Nestled in the heart of the state of Wisconsin, Billerud's Wisconsin Rapids Converting Facility boasts a rich tapestry of history, innovation, and community engagement that spans over a century. From its humble beginnings in 1894 as the Consolidated Water Power Co., the facility has evolved into a beacon of technological excellence in the paper-making industry.

Pioneering Innovations

The journey began in 1894 when a group of paper making pioneers set out to harness the potential of the Wisconsin River. The group owned water rights and property along the Wisconsin River in the twin cities of what was then called Grand Rapids and Centralia (which later merged to become Wisconsin Rapids). They embarked on a mission to consolidate their land, small-scale operations, and various waterpower initiatives into a single, strong entity. Collaboratively, they undertook the construction of a dam, intending to capture the river's power for paper mill operations and contribute any leftover electricity to the local community.

Technological Advancements

In 1904, the company achieved a groundbreaking feat by initiating the world's first electrically powered paper machines, setting a precedent for technological advancements. In the early 1900s, the production expanded to include various paper grades, ranging from newsprint and wallpaper to coated papers for magazines and catalogs. The introduction of new paper machines, coating technologies, and the acquisition of additional facilities contributed to the diversification of the product portfolio. This period also represents a significant milestone in the mill’s sustainability journey. In 1930, the mill launched a forestry program to secure a sustainable supply of wood for future use.

Life Magazine and Glossy Paper Innovation

Consolidated was ingenious when it came to inventing new ways to make paper, including being the first company to create machined enameled or glossy paper. Every time someone reads a magazine, they can thank Peter Massey, a Consolidated employee, for creating a cheaper, easier way to produce glossy paper. This innovation led to Consolidated securing an exclusive contract with Life Magazine. Starting in 1938, Life was printed solely on Consolidated paper. This significant contract warranted the construction of a dedicated building for the #15 paper machine. Consolidated continued to make improvements in enameled paper production with a blade coater and holds forty-nine patents for various inventions, ranging from machinery to coating methods.

No. 15 machine was built in 1937 and carried the motto, "Built for Life, operated for Life." This machine was constructed in less than a year. It was ordered in May 1937 and started up in February 1938.

Further Diversification and Growth

During the second half of the 1900s, the mill continued to grow and diversify its operations with new, groundbreaking machines and expansions. The converting plant facility for heavier weight coated paper was inaugurated in 1974, the same year as the Water Quality Center and Water Renewal Center were constructed. The No. 64 paper machine started producing paper for magazines and catalogs in 1979. The expansion of the No. 16 paper machine began in 1990. It started up in 1992, producing heavier weight coated printing paper for annual reports, brochures, and other items.

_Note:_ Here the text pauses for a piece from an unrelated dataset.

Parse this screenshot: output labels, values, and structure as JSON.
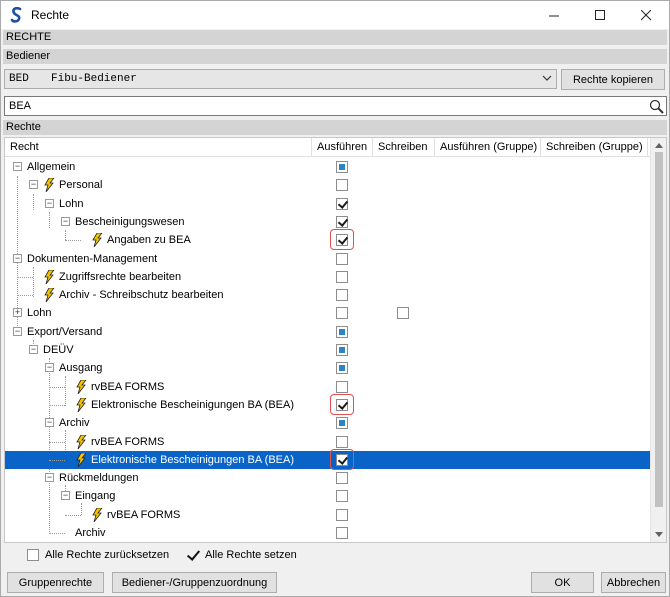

The Wisconsin Rapids Converting Facility was acquired by Billerud AB in 2022. Today, the mill converts rolls of graphic and converting papers made at our Michigan mills into folio and digital sheets used primarily in commercial printing and marketing applications, including magazines, catalogs, books, and labels. The converting facility encompasses approximately 470,000 square feet and includes six folio and one digital sheeter, one offline carton packing machine, an automated skid wrapping system, two nine-story automated vertical storage facilities with the capacity to store more than 34,000 tons of inventory, and an automated paper storage and transport system.

Sustainability and Community Commitment

With roots tracing back to the late 19th century, the Wisconsin Rapids Mill has been a cornerstone of the local community. From its inception and mission to harness the Wisconsin River's power, the mill has evolved into a major employer, employing approximately 915 people. Together with our employees, the Wisconsin Rapids Mill supports a wide range of community organizations and events with a focus on education, sustainability and local health and human service needs. The mill donated $12,000 to the local community in 2022, with strong community participation driven by our employees who generously contribute their time and talent to volunteering both individually and in various company-sponsored efforts to enhance the quality of life in Wisconsin Rapids and the surrounding area.

Turning cartonboard sheets into rolls.